"So, what kind of things does Oliver like to do? What are his interests?"
I knew, of course, that he or she was looking for an "in" -- a way to engage my boy, to motivate him to want to participate in the session. Let's just forget for a moment that I always kind of thought it was absolutely absurd to imagine that one person could "motivate" another to do anything. Encourage, yes. Interest, yes. Motivate? I don't think so. But that's beside the point, really.
I disliked the question so much because until recently it was so very difficult to answer. Communication has opened up a world of knowing my son that wasn't possible based solely on observation., interaction and doing. And I suppose that's what this post is all about -- how we cannot ever truly know what another person is thinking, feeling and imagining unless they are able to tell us.
But previously, if asked, I would have said that biking and hiking, were among his favorite things to do. Those were safe bets but hardly transportable to the therapy room. And the other thing he likes? The water play? Well, let's just say that if you ever decide that you want to vary Oliver's water play in some kind of unpredictable and disruptive fashion? You will be the loser.
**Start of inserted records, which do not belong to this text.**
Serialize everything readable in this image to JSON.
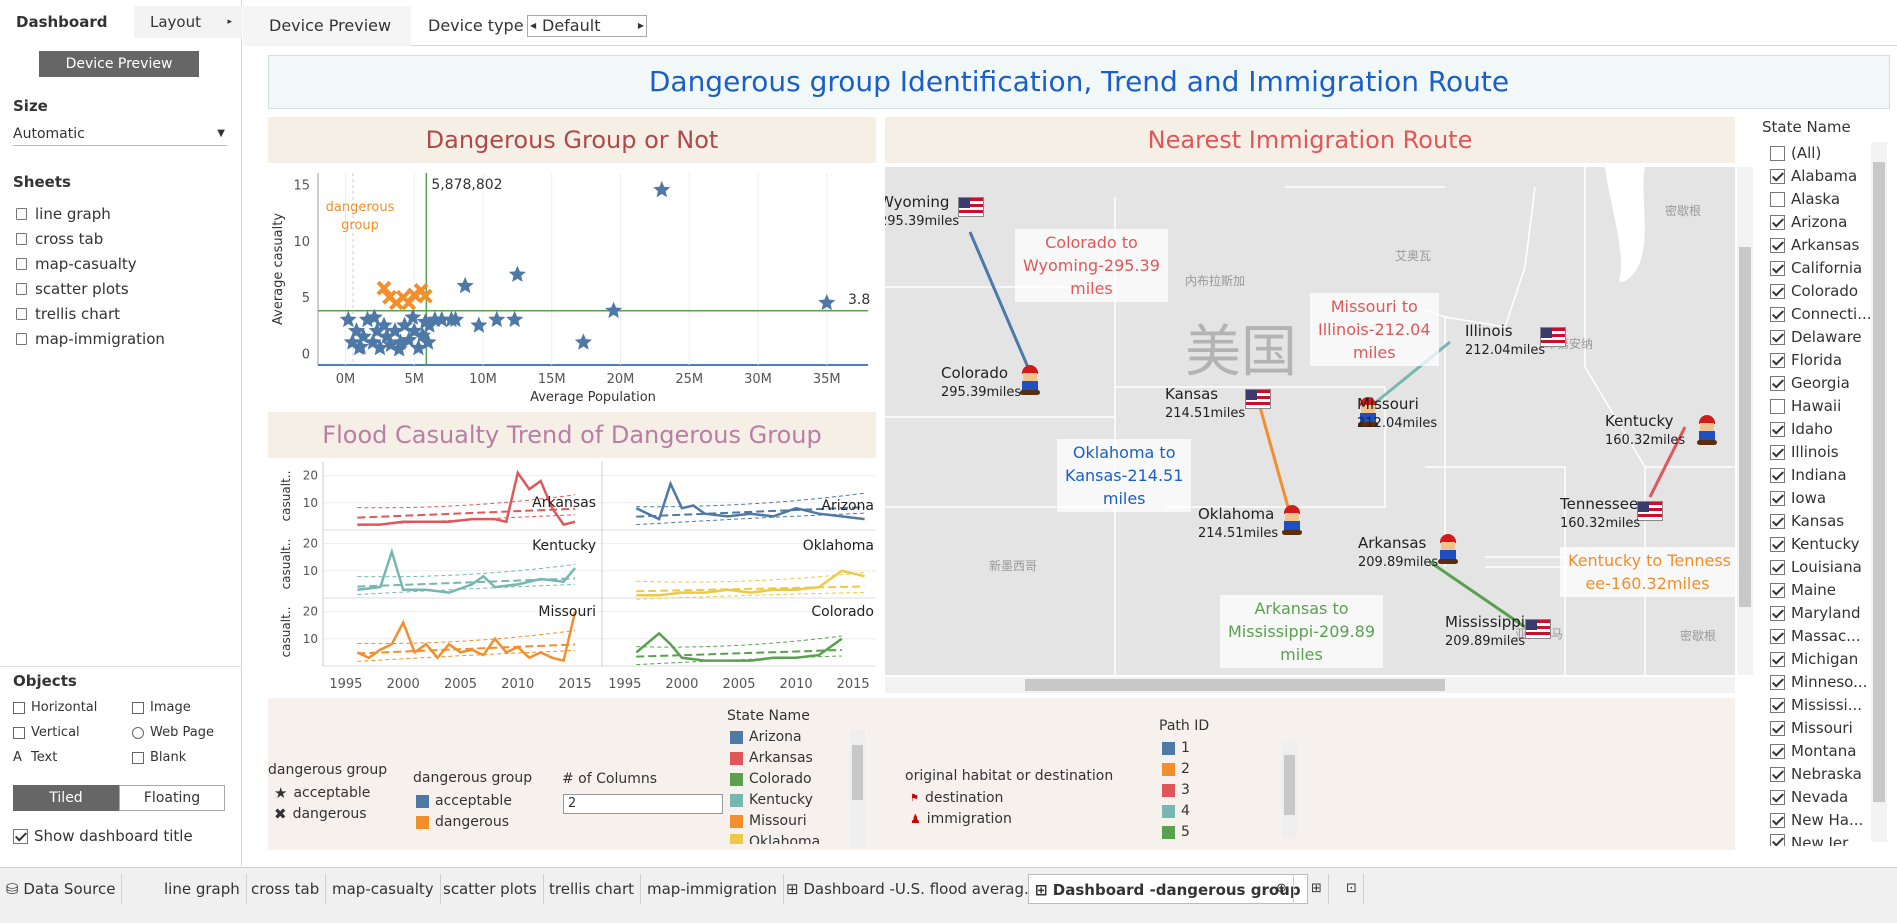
{
  "left_panel": {
    "tab_dashboard": "Dashboard",
    "tab_layout": "Layout",
    "device_preview_button": "Device Preview",
    "size_heading": "Size",
    "size_value": "Automatic",
    "sheets_heading": "Sheets",
    "sheets": [
      "line graph",
      "cross tab",
      "map-casualty",
      "scatter plots",
      "trellis chart",
      "map-immigration"
    ],
    "objects_heading": "Objects",
    "objects": [
      "Horizontal",
      "Image",
      "Vertical",
      "Web Page",
      "Text",
      "Blank"
    ],
    "tiled": "Tiled",
    "floating": "Floating",
    "show_title": "Show dashboard title"
  },
  "topbar": {
    "device_preview": "Device Preview",
    "device_type_label": "Device type",
    "device_type_value": "Default"
  },
  "dashboard_title": "Dangerous group Identification, Trend and Immigration Route",
  "scatter": {
    "title": "Dangerous Group or Not",
    "annotation": "dangerous\ngroup",
    "ref_x_label": "5,878,802",
    "ref_y_label": "3.8"
  },
  "trend": {
    "title": "Flood Casualty Trend of Dangerous Group",
    "ylabel": "casualt.."
  },
  "map": {
    "title": "Nearest Immigration Route",
    "country_label": "美国",
    "bg_labels": [
      "艾奥瓦",
      "内布拉斯加",
      "印第安纳",
      "密歇根",
      "新墨西哥",
      "亚拉巴马",
      "密歇根"
    ],
    "cities": [
      {
        "name": "Wyoming",
        "miles": "295.39miles"
      },
      {
        "name": "Colorado",
        "miles": "295.39miles"
      },
      {
        "name": "Kansas",
        "miles": "214.51miles"
      },
      {
        "name": "Oklahoma",
        "miles": "214.51miles"
      },
      {
        "name": "Illinois",
        "miles": "212.04miles"
      },
      {
        "name": "Missouri",
        "miles": "212.04miles"
      },
      {
        "name": "Arkansas",
        "miles": "209.89miles"
      },
      {
        "name": "Mississippi",
        "miles": "209.89miles"
      },
      {
        "name": "Kentucky",
        "miles": "160.32miles"
      },
      {
        "name": "Tennessee",
        "miles": "160.32miles"
      }
    ],
    "notes": [
      "Colorado to\nWyoming-295.39\nmiles",
      "Missouri to\nIllinois-212.04\nmiles",
      "Oklahoma to\nKansas-214.51\nmiles",
      "Arkansas to\nMississippi-209.89\nmiles",
      "Kentucky to Tenness\nee-160.32miles"
    ],
    "note_colors": [
      "#e15759",
      "#e15759",
      "#1a5fc8",
      "#59a14f",
      "#f28e2b"
    ],
    "route_colors": [
      "#4e79a7",
      "#76b7b2",
      "#f28e2b",
      "#59a14f",
      "#e15759"
    ]
  },
  "legends": {
    "shape_title": "dangerous group",
    "shape_items": [
      "acceptable",
      "dangerous"
    ],
    "color_title": "dangerous group",
    "color_items": [
      {
        "label": "acceptable",
        "color": "#4e79a7"
      },
      {
        "label": "dangerous",
        "color": "#f28e2b"
      }
    ],
    "columns_label": "# of Columns",
    "columns_value": "2",
    "state_title": "State Name",
    "state_items": [
      {
        "label": "Arizona",
        "color": "#4e79a7"
      },
      {
        "label": "Arkansas",
        "color": "#e15759"
      },
      {
        "label": "Colorado",
        "color": "#59a14f"
      },
      {
        "label": "Kentucky",
        "color": "#76b7b2"
      },
      {
        "label": "Missouri",
        "color": "#f28e2b"
      },
      {
        "label": "Oklahoma",
        "color": "#edc948"
      }
    ],
    "habitat_title": "original habitat or destination",
    "habitat_items": [
      "destination",
      "immigration"
    ],
    "path_title": "Path ID",
    "path_items": [
      {
        "label": "1",
        "color": "#4e79a7"
      },
      {
        "label": "2",
        "color": "#f28e2b"
      },
      {
        "label": "3",
        "color": "#e15759"
      },
      {
        "label": "4",
        "color": "#76b7b2"
      },
      {
        "label": "5",
        "color": "#59a14f"
      }
    ]
  },
  "state_filter": {
    "title": "State Name",
    "items": [
      {
        "label": "(All)",
        "checked": false
      },
      {
        "label": "Alabama",
        "checked": true
      },
      {
        "label": "Alaska",
        "checked": false
      },
      {
        "label": "Arizona",
        "checked": true
      },
      {
        "label": "Arkansas",
        "checked": true
      },
      {
        "label": "California",
        "checked": true
      },
      {
        "label": "Colorado",
        "checked": true
      },
      {
        "label": "Connecti...",
        "checked": true
      },
      {
        "label": "Delaware",
        "checked": true
      },
      {
        "label": "Florida",
        "checked": true
      },
      {
        "label": "Georgia",
        "checked": true
      },
      {
        "label": "Hawaii",
        "checked": false
      },
      {
        "label": "Idaho",
        "checked": true
      },
      {
        "label": "Illinois",
        "checked": true
      },
      {
        "label": "Indiana",
        "checked": true
      },
      {
        "label": "Iowa",
        "checked": true
      },
      {
        "label": "Kansas",
        "checked": true
      },
      {
        "label": "Kentucky",
        "checked": true
      },
      {
        "label": "Louisiana",
        "checked": true
      },
      {
        "label": "Maine",
        "checked": true
      },
      {
        "label": "Maryland",
        "checked": true
      },
      {
        "label": "Massac...",
        "checked": true
      },
      {
        "label": "Michigan",
        "checked": true
      },
      {
        "label": "Minneso...",
        "checked": true
      },
      {
        "label": "Mississi...",
        "checked": true
      },
      {
        "label": "Missouri",
        "checked": true
      },
      {
        "label": "Montana",
        "checked": true
      },
      {
        "label": "Nebraska",
        "checked": true
      },
      {
        "label": "Nevada",
        "checked": true
      },
      {
        "label": "New Ha...",
        "checked": true
      },
      {
        "label": "New Jer...",
        "checked": true
      }
    ]
  },
  "bottom_tabs": [
    "Data Source",
    "line graph",
    "cross tab",
    "map-casualty",
    "scatter plots",
    "trellis chart",
    "map-immigration",
    "Dashboard -U.S. flood averag...",
    "Dashboard -dangerous group"
  ],
  "chart_data": [
    {
      "type": "scatter",
      "title": "Dangerous Group or Not",
      "xlabel": "Average Population",
      "ylabel": "Average casualty",
      "x_ticks": [
        "0M",
        "5M",
        "10M",
        "15M",
        "20M",
        "25M",
        "30M",
        "35M"
      ],
      "y_ticks": [
        "0",
        "5",
        "10",
        "15"
      ],
      "xlim": [
        -2,
        38
      ],
      "ylim": [
        -1,
        16
      ],
      "reference_x": 5.878802,
      "reference_y": 3.8,
      "series": [
        {
          "name": "acceptable",
          "marker": "star",
          "color": "#4e79a7",
          "points": [
            [
              0.5,
              1
            ],
            [
              0.8,
              2
            ],
            [
              1,
              0.5
            ],
            [
              1.3,
              1.5
            ],
            [
              1.6,
              3
            ],
            [
              2,
              1
            ],
            [
              2.3,
              2
            ],
            [
              2.5,
              0.5
            ],
            [
              2.8,
              2.5
            ],
            [
              3,
              1.5
            ],
            [
              3.3,
              0.8
            ],
            [
              3.6,
              2
            ],
            [
              4,
              1
            ],
            [
              4.3,
              2.5
            ],
            [
              4.6,
              1.2
            ],
            [
              5,
              2
            ],
            [
              5.3,
              0.5
            ],
            [
              5.6,
              1.6
            ],
            [
              6,
              1
            ],
            [
              6.1,
              2.5
            ],
            [
              6.5,
              3
            ],
            [
              7,
              3
            ],
            [
              7.7,
              3
            ],
            [
              8,
              3
            ],
            [
              8.7,
              6
            ],
            [
              9.7,
              2.5
            ],
            [
              11,
              3
            ],
            [
              12.3,
              3
            ],
            [
              12.5,
              7
            ],
            [
              17.3,
              1
            ],
            [
              19.5,
              3.8
            ],
            [
              23,
              14.5
            ],
            [
              35,
              4.5
            ],
            [
              0.2,
              3
            ],
            [
              1.1,
              0.6
            ],
            [
              2.1,
              3.2
            ],
            [
              3.9,
              0.4
            ],
            [
              4.9,
              3.2
            ],
            [
              5.8,
              2.8
            ]
          ]
        },
        {
          "name": "dangerous",
          "marker": "x",
          "color": "#f28e2b",
          "points": [
            [
              2.8,
              5.8
            ],
            [
              3.2,
              5
            ],
            [
              3.7,
              4.5
            ],
            [
              4.2,
              5
            ],
            [
              4.6,
              4.5
            ],
            [
              5,
              5.2
            ],
            [
              5.5,
              5.6
            ],
            [
              5.8,
              5.1
            ]
          ]
        }
      ]
    },
    {
      "type": "line",
      "title": "Flood Casualty Trend of Dangerous Group",
      "x_ticks": [
        "1995",
        "2000",
        "2005",
        "2010",
        "2015"
      ],
      "y_ticks": [
        "10",
        "20"
      ],
      "xlim": [
        1993,
        2017
      ],
      "ylim": [
        0,
        25
      ],
      "series": [
        {
          "name": "Arkansas",
          "color": "#e15759",
          "x": [
            1996,
            1998,
            2000,
            2002,
            2004,
            2006,
            2008,
            2009,
            2010,
            2011,
            2012,
            2013,
            2014,
            2015
          ],
          "values": [
            2,
            2,
            3,
            3,
            3,
            4,
            4,
            3,
            21,
            15,
            18,
            8,
            2,
            3
          ]
        },
        {
          "name": "Arizona",
          "color": "#4e79a7",
          "x": [
            1996,
            1998,
            1999,
            2000,
            2001,
            2002,
            2004,
            2006,
            2008,
            2010,
            2012,
            2014,
            2016
          ],
          "values": [
            8,
            4,
            17,
            8,
            9,
            6,
            5,
            6,
            5,
            8,
            6,
            5,
            4
          ]
        },
        {
          "name": "Kentucky",
          "color": "#76b7b2",
          "x": [
            1996,
            1998,
            1999,
            2000,
            2002,
            2004,
            2006,
            2007,
            2008,
            2010,
            2012,
            2014,
            2015
          ],
          "values": [
            3,
            4,
            17,
            3,
            3,
            2,
            5,
            8,
            4,
            5,
            7,
            6,
            11
          ]
        },
        {
          "name": "Oklahoma",
          "color": "#edc948",
          "x": [
            1996,
            1998,
            2000,
            2002,
            2004,
            2006,
            2008,
            2010,
            2012,
            2014,
            2016
          ],
          "values": [
            1,
            1,
            2,
            2,
            3,
            2,
            3,
            3,
            4,
            10,
            8
          ]
        },
        {
          "name": "Missouri",
          "color": "#f28e2b",
          "x": [
            1996,
            1997,
            1998,
            1999,
            2000,
            2001,
            2002,
            2003,
            2004,
            2005,
            2006,
            2007,
            2008,
            2009,
            2010,
            2011,
            2012,
            2013,
            2014,
            2015
          ],
          "values": [
            5,
            3,
            6,
            8,
            16,
            5,
            8,
            3,
            8,
            5,
            6,
            4,
            10,
            5,
            7,
            3,
            5,
            3,
            2,
            20
          ]
        },
        {
          "name": "Colorado",
          "color": "#59a14f",
          "x": [
            1996,
            1998,
            1999,
            2000,
            2002,
            2004,
            2006,
            2008,
            2010,
            2012,
            2014
          ],
          "values": [
            5,
            12,
            8,
            3,
            2,
            2,
            2,
            3,
            3,
            4,
            10
          ]
        }
      ]
    }
  ]
}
I used to worry a lot about Oliver's unusual relationship to the water. For a time I even saw water as the enemy. After awhile though I just came to accept that this is a non-negotiable part of my boy. In RDI we talked a lot about static vs. dynamic, with the idea that the more time a person spent engaged in an activity that was unchanging and repetitive by nature the less time he had available to engage in the dynamic world around him. I agree with the idea that there is much to be learned from navigating dynamic situations, especially social ones, but I have come to question the idea of labeling another person's interests as static even if it might seem highly repetitive to the untrained, unautistic eye. How can we really know what is capturing another person's interest or imagination, especially when that other person is non-speaking? And what gives us the right to make that judgement?
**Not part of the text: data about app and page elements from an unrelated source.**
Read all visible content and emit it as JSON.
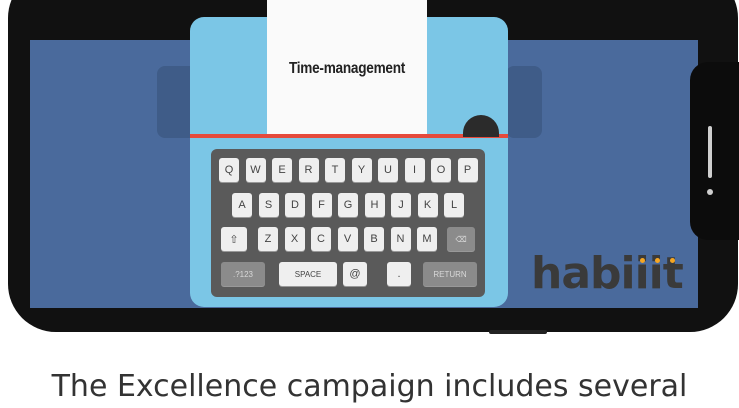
{
  "paper": {
    "text": "Time-management"
  },
  "keyboard": {
    "row1": [
      "Q",
      "W",
      "E",
      "R",
      "T",
      "Y",
      "U",
      "I",
      "O",
      "P"
    ],
    "row2": [
      "A",
      "S",
      "D",
      "F",
      "G",
      "H",
      "J",
      "K",
      "L"
    ],
    "row3": [
      "Z",
      "X",
      "C",
      "V",
      "B",
      "N",
      "M"
    ],
    "row3_extra": {
      "shift": "⇧",
      "delete": "⌫"
    },
    "row4": {
      "num": ".?123",
      "space": "SPACE",
      "at": "@",
      "dot": ".",
      "return": "RETURN"
    }
  },
  "logo": {
    "text": "habiiit",
    "dot_color": "#f5a623"
  },
  "caption": "The Excellence campaign includes several",
  "colors": {
    "screen": "#4a6a9c",
    "typewriter": "#7bc6e6",
    "accent_line": "#e54a3c"
  }
}
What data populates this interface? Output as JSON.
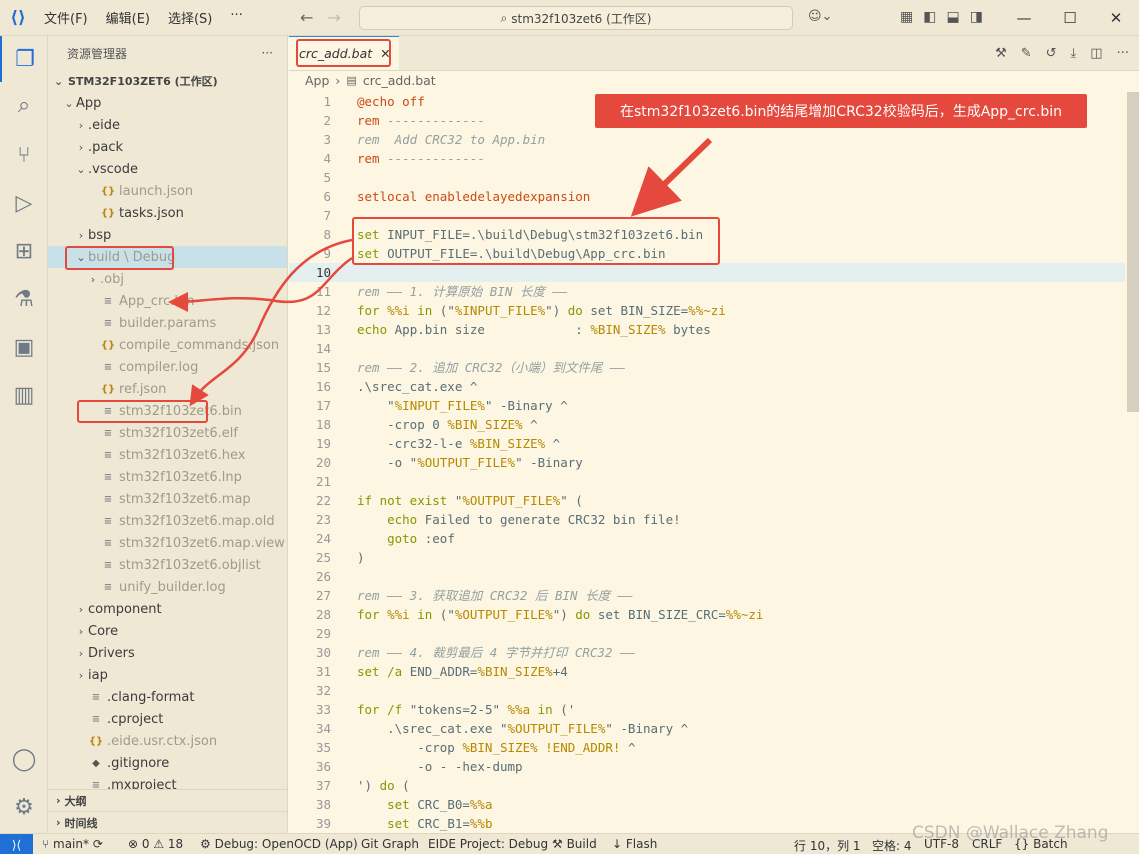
{
  "titlebar": {
    "menu": [
      "文件(F)",
      "编辑(E)",
      "选择(S)",
      "···"
    ],
    "search": "stm32f103zet6 (工作区)"
  },
  "sidebar": {
    "title": "资源管理器",
    "more": "···",
    "project": "STM32F103ZET6 (工作区)",
    "tree": [
      {
        "label": "App",
        "chev": "⌄",
        "depth": 0,
        "icon": ""
      },
      {
        "label": ".eide",
        "chev": "›",
        "depth": 1,
        "icon": ""
      },
      {
        "label": ".pack",
        "chev": "›",
        "depth": 1,
        "icon": ""
      },
      {
        "label": ".vscode",
        "chev": "⌄",
        "depth": 1,
        "icon": ""
      },
      {
        "label": "launch.json",
        "chev": "",
        "depth": 2,
        "icon": "{}",
        "dim": true
      },
      {
        "label": "tasks.json",
        "chev": "",
        "depth": 2,
        "icon": "{}"
      },
      {
        "label": "bsp",
        "chev": "›",
        "depth": 1,
        "icon": ""
      },
      {
        "label": "build \\ Debug",
        "chev": "⌄",
        "depth": 1,
        "icon": "",
        "sel": true,
        "dim": true
      },
      {
        "label": ".obj",
        "chev": "›",
        "depth": 2,
        "icon": "",
        "dim": true
      },
      {
        "label": "App_crc.bin",
        "chev": "",
        "depth": 2,
        "icon": "≡",
        "dim": true
      },
      {
        "label": "builder.params",
        "chev": "",
        "depth": 2,
        "icon": "≡",
        "dim": true
      },
      {
        "label": "compile_commands.json",
        "chev": "",
        "depth": 2,
        "icon": "{}",
        "dim": true
      },
      {
        "label": "compiler.log",
        "chev": "",
        "depth": 2,
        "icon": "≡",
        "dim": true
      },
      {
        "label": "ref.json",
        "chev": "",
        "depth": 2,
        "icon": "{}",
        "dim": true
      },
      {
        "label": "stm32f103zet6.bin",
        "chev": "",
        "depth": 2,
        "icon": "≡",
        "dim": true
      },
      {
        "label": "stm32f103zet6.elf",
        "chev": "",
        "depth": 2,
        "icon": "≡",
        "dim": true
      },
      {
        "label": "stm32f103zet6.hex",
        "chev": "",
        "depth": 2,
        "icon": "≡",
        "dim": true
      },
      {
        "label": "stm32f103zet6.lnp",
        "chev": "",
        "depth": 2,
        "icon": "≡",
        "dim": true
      },
      {
        "label": "stm32f103zet6.map",
        "chev": "",
        "depth": 2,
        "icon": "≡",
        "dim": true
      },
      {
        "label": "stm32f103zet6.map.old",
        "chev": "",
        "depth": 2,
        "icon": "≡",
        "dim": true
      },
      {
        "label": "stm32f103zet6.map.view",
        "chev": "",
        "depth": 2,
        "icon": "≡",
        "dim": true
      },
      {
        "label": "stm32f103zet6.objlist",
        "chev": "",
        "depth": 2,
        "icon": "≡",
        "dim": true
      },
      {
        "label": "unify_builder.log",
        "chev": "",
        "depth": 2,
        "icon": "≡",
        "dim": true
      },
      {
        "label": "component",
        "chev": "›",
        "depth": 1,
        "icon": ""
      },
      {
        "label": "Core",
        "chev": "›",
        "depth": 1,
        "icon": ""
      },
      {
        "label": "Drivers",
        "chev": "›",
        "depth": 1,
        "icon": ""
      },
      {
        "label": "iap",
        "chev": "›",
        "depth": 1,
        "icon": ""
      },
      {
        "label": ".clang-format",
        "chev": "",
        "depth": 1,
        "icon": "≡"
      },
      {
        "label": ".cproject",
        "chev": "",
        "depth": 1,
        "icon": "≡"
      },
      {
        "label": ".eide.usr.ctx.json",
        "chev": "",
        "depth": 1,
        "icon": "{}",
        "dim": true
      },
      {
        "label": ".gitignore",
        "chev": "",
        "depth": 1,
        "icon": "◆"
      },
      {
        "label": ".mxproject",
        "chev": "",
        "depth": 1,
        "icon": "≡"
      }
    ],
    "outline": "大纲",
    "timeline": "时间线"
  },
  "editor": {
    "tab": "crc_add.bat",
    "breadcrumb": [
      "App",
      "crc_add.bat"
    ],
    "callout": "在stm32f103zet6.bin的结尾增加CRC32校验码后，生成App_crc.bin",
    "lines": [
      [
        "@echo off",
        "k"
      ],
      [
        "rem -------------",
        "k"
      ],
      [
        "rem  Add CRC32 to App.bin",
        "c"
      ],
      [
        "rem -------------",
        "k"
      ],
      [
        "",
        ""
      ],
      [
        "setlocal enabledelayedexpansion",
        "k"
      ],
      [
        "",
        ""
      ],
      [
        "set INPUT_FILE=.\\build\\Debug\\stm32f103zet6.bin",
        "set"
      ],
      [
        "set OUTPUT_FILE=.\\build\\Debug\\App_crc.bin",
        "set"
      ],
      [
        "",
        ""
      ],
      [
        "rem —— 1. 计算原始 BIN 长度 ——",
        "c"
      ],
      [
        "for %%i in (\"%INPUT_FILE%\") do set BIN_SIZE=%%~zi",
        "for"
      ],
      [
        "echo App.bin size            : %BIN_SIZE% bytes",
        "echo"
      ],
      [
        "",
        ""
      ],
      [
        "rem —— 2. 追加 CRC32（小端）到文件尾 ——",
        "c"
      ],
      [
        ".\\srec_cat.exe ^",
        ""
      ],
      [
        "    \"%INPUT_FILE%\" -Binary ^",
        "str"
      ],
      [
        "    -crop 0 %BIN_SIZE% ^",
        ""
      ],
      [
        "    -crc32-l-e %BIN_SIZE% ^",
        ""
      ],
      [
        "    -o \"%OUTPUT_FILE%\" -Binary",
        ""
      ],
      [
        "",
        ""
      ],
      [
        "if not exist \"%OUTPUT_FILE%\" (",
        "kw"
      ],
      [
        "    echo Failed to generate CRC32 bin file!",
        "echo"
      ],
      [
        "    goto :eof",
        "kw"
      ],
      [
        ")",
        ""
      ],
      [
        "",
        ""
      ],
      [
        "rem —— 3. 获取追加 CRC32 后 BIN 长度 ——",
        "c"
      ],
      [
        "for %%i in (\"%OUTPUT_FILE%\") do set BIN_SIZE_CRC=%%~zi",
        "for"
      ],
      [
        "",
        ""
      ],
      [
        "rem —— 4. 裁剪最后 4 字节并打印 CRC32 ——",
        "c"
      ],
      [
        "set /a END_ADDR=%BIN_SIZE%+4",
        "set"
      ],
      [
        "",
        ""
      ],
      [
        "for /f \"tokens=2-5\" %%a in ('",
        "for"
      ],
      [
        "    .\\srec_cat.exe \"%OUTPUT_FILE%\" -Binary ^",
        ""
      ],
      [
        "        -crop %BIN_SIZE% !END_ADDR! ^",
        ""
      ],
      [
        "        -o - -hex-dump",
        ""
      ],
      [
        "') do (",
        "kw"
      ],
      [
        "    set CRC_B0=%%a",
        "set"
      ],
      [
        "    set CRC_B1=%%b",
        "set"
      ]
    ]
  },
  "status": {
    "branch": "main*",
    "problems": "⊗ 0 ⚠ 18",
    "debug": "Debug: OpenOCD (App)",
    "gitgraph": "Git Graph",
    "eide": "EIDE Project: Debug",
    "build": "Build",
    "flash": "Flash",
    "position": "行 10，列 1",
    "spaces": "空格: 4",
    "encoding": "UTF-8",
    "eol": "CRLF",
    "lang": "Batch",
    "watermark": "CSDN @Wallace Zhang"
  }
}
I've linked before to Barb Rentenbach's book: I Might Be You. Have you read it yet? You must read this book! She writes about experiencing the sensory world in a way that sounds magical, beautiful and multi-dimensional. After reading her descriptions of color and light I began to watch Oliver interact with the water in a new way and wonder what kind of experience he was creating for himself. If water and air were paint and canvas, I suspect we would call it art. I will probably never know but opening my mind to acceptance and understanding has helped me see the beauty in my son fully engaged in something he loves. That right there is worth the price of learning to shift my perspective.
Oliver had a birthday a few weeks back and this video was my gift to him. He's a hard guy to buy for but he loves a home video! It's home is on the desktop of our computer and he watches it whenever we can't get to the water. It's a poor substitute, I think!